# Exercise
Return every line from the listing where the word "with" occurs.

=== Section Start ===

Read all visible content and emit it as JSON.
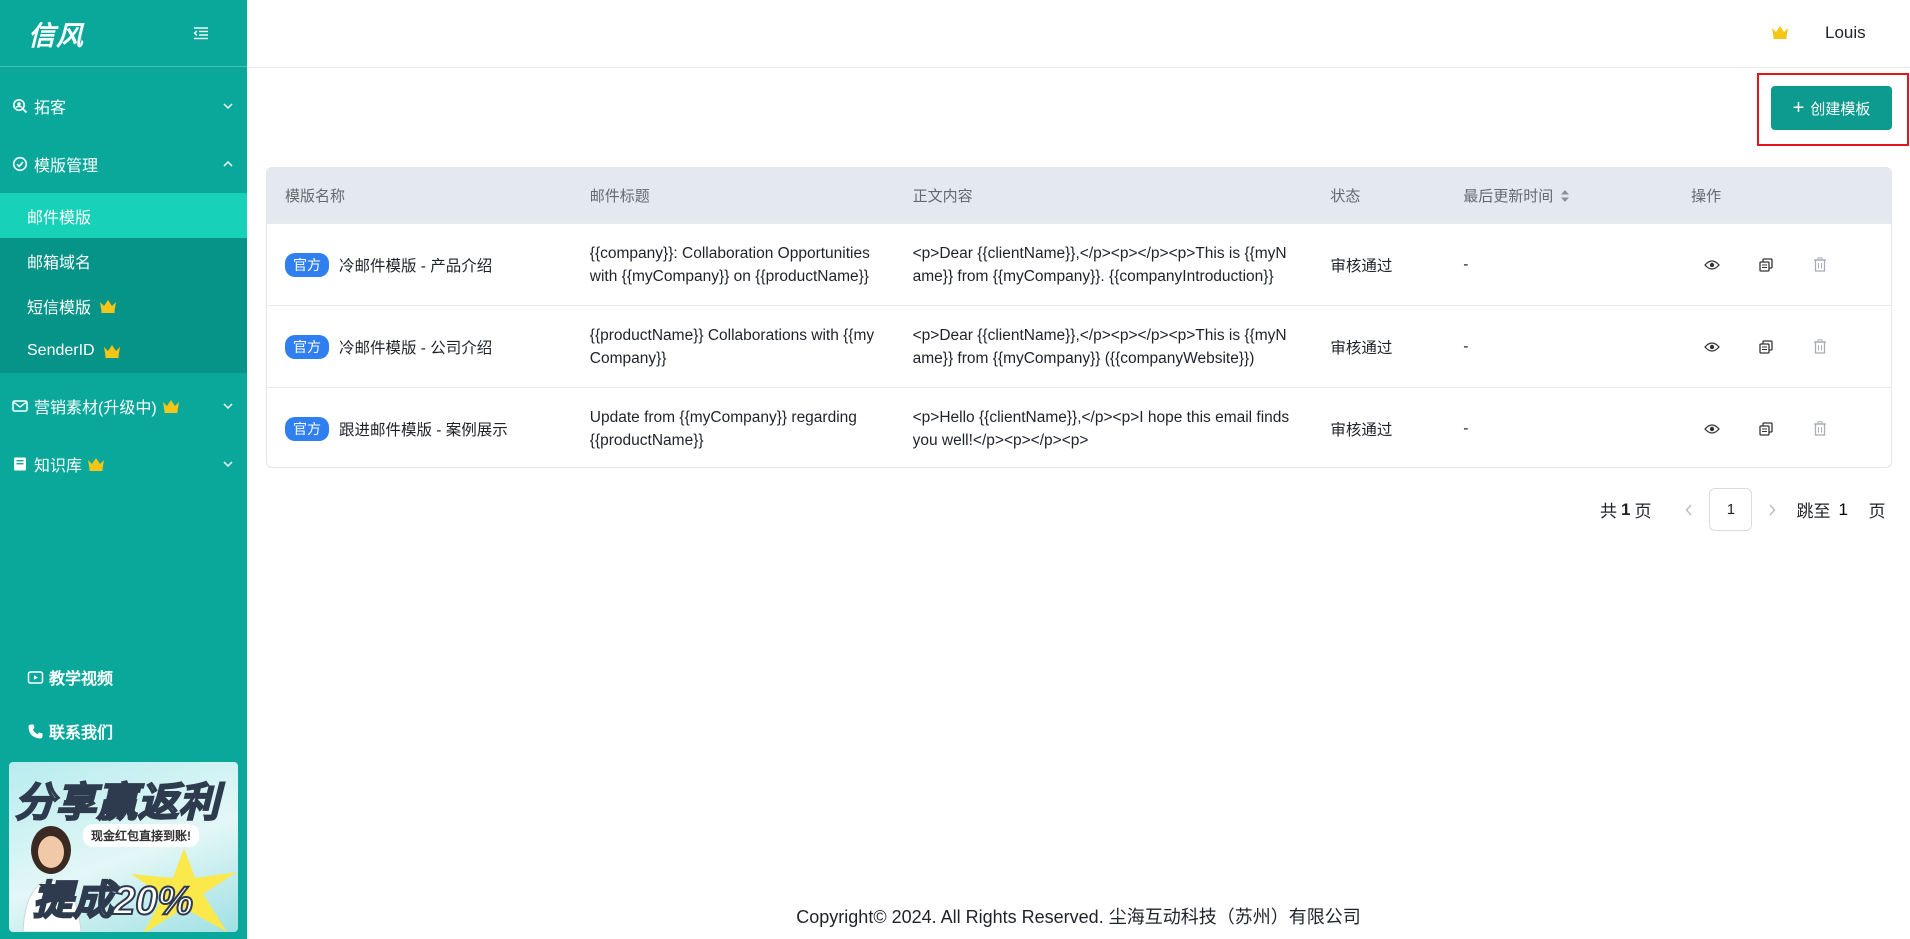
{
  "sidebar": {
    "logo": "信风",
    "groups": [
      {
        "label": "拓客"
      },
      {
        "label": "模版管理"
      },
      {
        "label": "营销素材(升级中)"
      },
      {
        "label": "知识库"
      }
    ],
    "sub_items": [
      {
        "label": "邮件模版"
      },
      {
        "label": "邮箱域名"
      },
      {
        "label": "短信模版"
      },
      {
        "label": "SenderID"
      }
    ],
    "bottom_links": [
      {
        "label": "教学视频"
      },
      {
        "label": "联系我们"
      }
    ],
    "promo": {
      "title": "分享赢返利",
      "subtitle": "现金红包直接到账!",
      "rate": "提成20%"
    }
  },
  "header": {
    "user_name": "Louis"
  },
  "toolbar": {
    "create_label": "创建模板"
  },
  "table": {
    "columns": [
      "模版名称",
      "邮件标题",
      "正文内容",
      "状态",
      "最后更新时间",
      "操作"
    ],
    "rows": [
      {
        "tag": "官方",
        "name": "冷邮件模版 - 产品介绍",
        "subject": "{{company}}: Collaboration Opportunities with {{myCompany}} on {{productName}}",
        "body": "<p>Dear {{clientName}},</p><p></p><p>This is {{myName}} from {{myCompany}}. {{companyIntroduction}}",
        "status": "审核通过",
        "updated": "-"
      },
      {
        "tag": "官方",
        "name": "冷邮件模版 - 公司介绍",
        "subject": "{{productName}} Collaborations with {{myCompany}}",
        "body": "<p>Dear {{clientName}},</p><p></p><p>This is {{myName}} from {{myCompany}} ({{companyWebsite}})",
        "status": "审核通过",
        "updated": "-"
      },
      {
        "tag": "官方",
        "name": "跟进邮件模版 - 案例展示",
        "subject": "Update from {{myCompany}} regarding {{productName}}",
        "body": "<p>Hello {{clientName}},</p><p>I hope this email finds you well!</p><p></p><p>",
        "status": "审核通过",
        "updated": "-"
      }
    ]
  },
  "pagination": {
    "total_prefix": "共",
    "total_pages": "1",
    "total_suffix": "页",
    "current": "1",
    "jump_label": "跳至",
    "jump_value": "1",
    "jump_suffix": "页"
  },
  "footer": {
    "copyright": "Copyright© 2024. All Rights Reserved. 尘海互动科技（苏州）有限公司"
  },
  "colors": {
    "sidebar": "#09a89b",
    "active_item": "#17d1b8",
    "primary": "#0c9b8e",
    "tag": "#2f7ff0",
    "crown": "#f5c518",
    "highlight": "#e4161c"
  }
}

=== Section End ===

# Your response
        "subject": "{{company}}: Collaboration Opportunities with {{myCompany}} on {{productName}}",
        "subject": "{{productName}} Collaborations with {{myCompany}}",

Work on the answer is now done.